The appeal must be dismissed.  A petition must contain “a clear and concise statement of the petitioner’s claim showing that the petitioner is entitled to relief, and shall further contain a demand for the relief to which the petitioner deems himself entitled” (8 NYCRR §275.10).  Such statement must be sufficiently clear to advise a respondent of the nature of petitioner’s claim and of the specific act or acts complained of (id.).  Where a petition fails to state a comprehensible claim and fails to identify the specific remedy sought, it will be dismissed (seeAppeal of Farrell, 45 Ed Dept Rep 224, Decision No. 15,308; Appeal of Darrow, 43 id. 394, Decision No. 15,029).  In an appeal to the Commissioner, a petitioner has the burden of demonstrating a clear legal right to the relief requested and the burden of establishing the facts upon which petitioner seeks relief (8 NYCRR §275.10; Appeal of Brown, 46 Ed Dept Rep 584, Decision No. 15,602; Appeals of Hubbard, 46 id. 533, Decision No. 15,585; Appeal of Darrow, 46 id. 182, Decision No. 15,477).

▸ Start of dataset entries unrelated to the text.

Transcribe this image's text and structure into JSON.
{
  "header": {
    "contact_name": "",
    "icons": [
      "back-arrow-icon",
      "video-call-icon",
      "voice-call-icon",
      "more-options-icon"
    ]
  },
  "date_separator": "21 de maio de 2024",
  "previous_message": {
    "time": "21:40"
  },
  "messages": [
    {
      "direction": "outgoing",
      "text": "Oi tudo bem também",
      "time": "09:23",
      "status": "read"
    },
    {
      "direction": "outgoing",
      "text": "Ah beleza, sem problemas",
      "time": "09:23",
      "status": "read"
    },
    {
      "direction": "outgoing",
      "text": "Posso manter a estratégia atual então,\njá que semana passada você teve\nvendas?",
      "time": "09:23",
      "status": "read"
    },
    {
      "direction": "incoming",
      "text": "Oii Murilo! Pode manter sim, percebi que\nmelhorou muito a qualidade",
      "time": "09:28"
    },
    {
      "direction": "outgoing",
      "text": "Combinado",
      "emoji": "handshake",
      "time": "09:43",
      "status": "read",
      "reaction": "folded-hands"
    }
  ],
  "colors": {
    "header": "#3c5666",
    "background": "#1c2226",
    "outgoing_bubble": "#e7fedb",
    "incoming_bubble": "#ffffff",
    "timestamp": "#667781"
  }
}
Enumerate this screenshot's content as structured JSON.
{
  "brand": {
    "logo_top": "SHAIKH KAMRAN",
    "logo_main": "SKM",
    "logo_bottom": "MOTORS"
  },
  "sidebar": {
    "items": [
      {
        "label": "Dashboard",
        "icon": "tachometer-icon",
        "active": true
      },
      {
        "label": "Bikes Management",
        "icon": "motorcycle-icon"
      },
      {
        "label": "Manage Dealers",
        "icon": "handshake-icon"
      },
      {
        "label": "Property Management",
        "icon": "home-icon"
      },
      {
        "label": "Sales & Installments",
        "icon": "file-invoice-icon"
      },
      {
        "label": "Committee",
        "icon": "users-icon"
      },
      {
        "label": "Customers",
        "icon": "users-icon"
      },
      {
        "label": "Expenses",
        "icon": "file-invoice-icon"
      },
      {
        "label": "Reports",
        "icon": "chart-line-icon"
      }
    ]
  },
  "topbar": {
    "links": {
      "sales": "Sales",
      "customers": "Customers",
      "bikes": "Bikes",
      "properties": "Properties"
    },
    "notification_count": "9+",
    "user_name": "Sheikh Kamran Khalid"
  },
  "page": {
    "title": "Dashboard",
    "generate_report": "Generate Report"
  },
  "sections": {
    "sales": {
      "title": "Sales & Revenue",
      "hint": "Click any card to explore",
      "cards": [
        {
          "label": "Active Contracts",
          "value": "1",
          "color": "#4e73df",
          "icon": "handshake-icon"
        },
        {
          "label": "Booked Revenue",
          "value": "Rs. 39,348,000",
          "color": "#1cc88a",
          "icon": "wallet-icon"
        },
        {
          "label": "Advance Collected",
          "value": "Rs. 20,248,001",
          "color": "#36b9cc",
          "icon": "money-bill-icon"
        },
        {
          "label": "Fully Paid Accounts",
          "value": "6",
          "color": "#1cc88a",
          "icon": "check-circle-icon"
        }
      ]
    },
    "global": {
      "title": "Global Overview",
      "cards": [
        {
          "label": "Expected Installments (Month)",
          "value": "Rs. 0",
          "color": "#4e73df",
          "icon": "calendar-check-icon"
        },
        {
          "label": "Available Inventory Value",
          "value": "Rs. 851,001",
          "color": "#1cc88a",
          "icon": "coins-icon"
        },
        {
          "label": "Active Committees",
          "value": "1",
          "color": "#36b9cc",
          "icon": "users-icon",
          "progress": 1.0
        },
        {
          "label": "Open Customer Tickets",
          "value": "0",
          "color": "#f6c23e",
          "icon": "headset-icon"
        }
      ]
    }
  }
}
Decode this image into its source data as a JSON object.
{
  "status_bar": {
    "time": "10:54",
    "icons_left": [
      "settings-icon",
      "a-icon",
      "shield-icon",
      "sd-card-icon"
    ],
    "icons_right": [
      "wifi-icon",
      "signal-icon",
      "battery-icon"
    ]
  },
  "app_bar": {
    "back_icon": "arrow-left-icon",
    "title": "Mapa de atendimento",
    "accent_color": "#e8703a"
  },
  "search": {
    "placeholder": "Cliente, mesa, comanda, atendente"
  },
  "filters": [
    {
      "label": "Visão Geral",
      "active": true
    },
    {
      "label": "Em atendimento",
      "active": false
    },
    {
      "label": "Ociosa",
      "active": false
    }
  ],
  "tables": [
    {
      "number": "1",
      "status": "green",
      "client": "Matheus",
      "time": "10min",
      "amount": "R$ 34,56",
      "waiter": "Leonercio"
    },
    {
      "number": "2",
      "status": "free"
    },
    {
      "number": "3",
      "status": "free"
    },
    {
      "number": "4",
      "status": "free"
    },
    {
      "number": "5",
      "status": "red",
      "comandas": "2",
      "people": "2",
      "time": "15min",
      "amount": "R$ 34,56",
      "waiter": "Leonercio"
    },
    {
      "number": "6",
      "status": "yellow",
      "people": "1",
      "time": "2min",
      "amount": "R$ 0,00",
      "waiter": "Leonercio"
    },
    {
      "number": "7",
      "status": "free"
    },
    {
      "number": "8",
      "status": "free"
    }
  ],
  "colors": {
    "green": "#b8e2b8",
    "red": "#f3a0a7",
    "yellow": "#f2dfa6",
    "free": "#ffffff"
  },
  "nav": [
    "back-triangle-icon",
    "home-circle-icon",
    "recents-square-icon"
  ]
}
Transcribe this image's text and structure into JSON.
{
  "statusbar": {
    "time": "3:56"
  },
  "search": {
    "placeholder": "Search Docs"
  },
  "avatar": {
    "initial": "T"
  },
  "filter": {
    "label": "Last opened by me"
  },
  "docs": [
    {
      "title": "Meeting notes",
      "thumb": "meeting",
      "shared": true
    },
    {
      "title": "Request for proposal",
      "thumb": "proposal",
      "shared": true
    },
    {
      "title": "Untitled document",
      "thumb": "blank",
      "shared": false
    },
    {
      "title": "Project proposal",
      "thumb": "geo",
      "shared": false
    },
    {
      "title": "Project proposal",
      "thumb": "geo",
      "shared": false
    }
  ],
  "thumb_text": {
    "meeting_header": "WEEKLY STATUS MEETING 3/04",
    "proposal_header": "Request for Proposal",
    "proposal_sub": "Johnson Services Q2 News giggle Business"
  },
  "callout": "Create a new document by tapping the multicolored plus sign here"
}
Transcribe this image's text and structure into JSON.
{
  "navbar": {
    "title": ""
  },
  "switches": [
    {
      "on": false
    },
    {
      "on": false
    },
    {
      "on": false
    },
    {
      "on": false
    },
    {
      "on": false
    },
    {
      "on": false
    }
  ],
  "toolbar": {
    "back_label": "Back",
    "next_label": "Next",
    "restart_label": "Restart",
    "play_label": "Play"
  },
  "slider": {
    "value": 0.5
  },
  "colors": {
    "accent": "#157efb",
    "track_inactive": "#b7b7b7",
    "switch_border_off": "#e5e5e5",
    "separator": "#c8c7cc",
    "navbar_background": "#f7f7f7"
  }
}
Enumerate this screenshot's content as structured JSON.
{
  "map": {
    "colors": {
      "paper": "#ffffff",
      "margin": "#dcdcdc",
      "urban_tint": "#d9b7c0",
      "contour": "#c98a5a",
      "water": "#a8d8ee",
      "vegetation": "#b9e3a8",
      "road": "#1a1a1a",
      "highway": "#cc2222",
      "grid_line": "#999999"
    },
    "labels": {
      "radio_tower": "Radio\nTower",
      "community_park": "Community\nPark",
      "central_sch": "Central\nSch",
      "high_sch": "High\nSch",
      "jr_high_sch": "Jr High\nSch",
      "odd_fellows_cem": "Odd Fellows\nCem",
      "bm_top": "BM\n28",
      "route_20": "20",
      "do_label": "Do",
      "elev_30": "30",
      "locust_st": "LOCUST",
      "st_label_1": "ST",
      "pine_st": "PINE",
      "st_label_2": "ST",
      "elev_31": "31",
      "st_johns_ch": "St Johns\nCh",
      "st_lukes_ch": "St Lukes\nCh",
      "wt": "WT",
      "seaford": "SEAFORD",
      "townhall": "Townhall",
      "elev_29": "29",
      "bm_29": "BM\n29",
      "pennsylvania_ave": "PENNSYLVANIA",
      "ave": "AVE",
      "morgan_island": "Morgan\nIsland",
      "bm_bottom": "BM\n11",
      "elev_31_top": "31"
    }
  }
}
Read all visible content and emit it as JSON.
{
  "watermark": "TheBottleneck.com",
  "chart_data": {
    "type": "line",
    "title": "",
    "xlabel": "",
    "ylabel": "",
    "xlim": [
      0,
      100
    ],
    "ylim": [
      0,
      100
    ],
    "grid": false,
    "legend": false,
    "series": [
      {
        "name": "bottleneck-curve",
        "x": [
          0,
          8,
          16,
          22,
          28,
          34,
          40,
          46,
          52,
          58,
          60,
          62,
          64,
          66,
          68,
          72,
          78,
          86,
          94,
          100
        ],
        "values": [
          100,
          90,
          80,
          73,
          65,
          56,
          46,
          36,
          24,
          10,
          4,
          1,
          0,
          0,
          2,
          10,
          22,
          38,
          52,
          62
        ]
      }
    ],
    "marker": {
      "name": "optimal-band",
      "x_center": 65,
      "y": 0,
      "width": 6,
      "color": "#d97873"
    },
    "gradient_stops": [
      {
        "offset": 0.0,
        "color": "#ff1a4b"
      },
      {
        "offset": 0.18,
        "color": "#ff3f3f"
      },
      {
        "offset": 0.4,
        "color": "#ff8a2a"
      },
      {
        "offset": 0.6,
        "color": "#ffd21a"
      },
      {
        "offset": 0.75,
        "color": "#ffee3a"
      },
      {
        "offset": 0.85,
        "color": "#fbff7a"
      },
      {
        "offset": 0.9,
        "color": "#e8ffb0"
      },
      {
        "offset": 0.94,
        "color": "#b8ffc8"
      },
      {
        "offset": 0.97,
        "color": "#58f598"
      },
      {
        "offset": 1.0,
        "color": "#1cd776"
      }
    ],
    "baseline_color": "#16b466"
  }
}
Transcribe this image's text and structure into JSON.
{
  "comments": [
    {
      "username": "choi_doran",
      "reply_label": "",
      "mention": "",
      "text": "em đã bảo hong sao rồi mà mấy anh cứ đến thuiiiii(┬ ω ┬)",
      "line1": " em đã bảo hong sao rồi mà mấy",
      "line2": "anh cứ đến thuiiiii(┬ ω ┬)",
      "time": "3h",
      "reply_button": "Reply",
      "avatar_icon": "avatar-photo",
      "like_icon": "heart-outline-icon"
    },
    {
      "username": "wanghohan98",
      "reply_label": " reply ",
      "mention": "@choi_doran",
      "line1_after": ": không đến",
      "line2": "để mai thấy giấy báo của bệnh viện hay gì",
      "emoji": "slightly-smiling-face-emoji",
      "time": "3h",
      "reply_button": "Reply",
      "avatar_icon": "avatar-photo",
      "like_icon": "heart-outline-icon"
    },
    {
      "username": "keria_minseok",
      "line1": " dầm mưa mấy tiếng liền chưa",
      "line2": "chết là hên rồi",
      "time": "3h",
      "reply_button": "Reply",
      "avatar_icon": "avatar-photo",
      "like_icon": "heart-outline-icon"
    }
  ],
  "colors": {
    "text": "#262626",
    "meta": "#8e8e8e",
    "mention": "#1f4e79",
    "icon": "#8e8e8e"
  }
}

The petition in this appeal fails to satisfy these standards.  The petition merely recites the facts, attaches copies of the employment contracts, and, in essence, asks me to decide whether or not Arrington and Demers should have been hired as instructors.  The petition alleges no wrongdoing on the part of respondents, and fails to specify in what manner the appointments were improper.  In an appeal brought pursuant to Education Law §310, the Commissioner of Education exercises appellate, not original jurisdiction (Appeal of Ovile, 47 Ed Dept Rep 25, Decision No. 15,610). 

The appeal must also be dismissed as moot.  During the pendency of the appeal, the Office of Teaching Initiatives of the State Education Department issued visiting lecturer licenses to both Arrington and Demers for the 2008-2009 school year pursuant to Commissioner’s regulation §80-5.6.

In view of this disposition, I need not address the parties’ remaining claims. 

I must, however, address the discord which appears to prevail in the board of education of this district.  This is the sixth appeal from this district in less than 15 months (Appeal of Lilly, 47 Ed Dept Rep 268, Decision No. 15,692; Appeals of Stepien and Lilly, 47 id. 388, Decision No. 15,732; Appeal of Waechter, 48 id. ___, Decision No. 15,853; Appeal of Palmeri, 48 id. ___, Decision No. 15,859; and Appeal of Laub, et al., 48 id. ___, Decision No. 15,923).

It appears that the members of this board may be more interested in suing each other and pursuing old grudges than they are in managing the school district in a proper and efficient manner.

This appeal is particularly egregious.  Mr. Stepien, an attorney admitted to practice in this State for 15 years, clearly had no serious reason to bring this appeal.  If I had the authority to impose sanctions, I would seriously consider doing so.

Because I am concerned about the dysfunctional manner in which the board is currently operating, I am sending a copy of this decision to the District Superintendent, with the request that he meet with this board to address the governance issues of this board.